### [EXERCISE REQUIREMENTS]
Reproduce each entry exactly.

### [MATERIAL PROVIDED]
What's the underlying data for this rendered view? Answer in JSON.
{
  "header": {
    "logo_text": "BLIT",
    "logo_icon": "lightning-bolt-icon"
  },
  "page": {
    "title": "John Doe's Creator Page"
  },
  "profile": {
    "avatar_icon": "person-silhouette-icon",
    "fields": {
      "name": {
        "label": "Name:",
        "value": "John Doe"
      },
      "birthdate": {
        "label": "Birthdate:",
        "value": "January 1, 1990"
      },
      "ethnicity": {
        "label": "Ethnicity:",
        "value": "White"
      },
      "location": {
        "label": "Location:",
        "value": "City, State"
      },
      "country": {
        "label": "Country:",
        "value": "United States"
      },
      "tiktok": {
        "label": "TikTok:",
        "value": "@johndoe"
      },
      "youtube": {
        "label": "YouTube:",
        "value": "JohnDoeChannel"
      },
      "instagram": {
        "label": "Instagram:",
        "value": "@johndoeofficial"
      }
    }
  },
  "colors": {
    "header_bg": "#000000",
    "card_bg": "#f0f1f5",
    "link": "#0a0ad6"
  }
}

### [RESPONSE FOR THIS EXERCISE]
What's the underlying data for this rendered view? Answer in JSON.
{
  "header": {
    "logo_text": "BLIT",
    "logo_icon": "lightning-bolt-icon"
  },
  "page": {
    "title": "John Doe's Creator Page"
  },
  "profile": {
    "avatar_icon": "person-silhouette-icon",
    "fields": {
      "name": {
        "label": "Name:",
        "value": "John Doe"
      },
      "birthdate": {
        "label": "Birthdate:",
        "value": "January 1, 1990"
      },
      "ethnicity": {
        "label": "Ethnicity:",
        "value": "White"
      },
      "location": {
        "label": "Location:",
        "value": "City, State"
      },
      "country": {
        "label": "Country:",
        "value": "United States"
      },
      "tiktok": {
        "label": "TikTok:",
        "value": "@johndoe"
      },
      "youtube": {
        "label": "YouTube:",
        "value": "JohnDoeChannel"
      },
      "instagram": {
        "label": "Instagram:",
        "value": "@johndoeofficial"
      }
    }
  },
  "colors": {
    "header_bg": "#000000",
    "card_bg": "#f0f1f5",
    "link": "#0a0ad6"
  }
}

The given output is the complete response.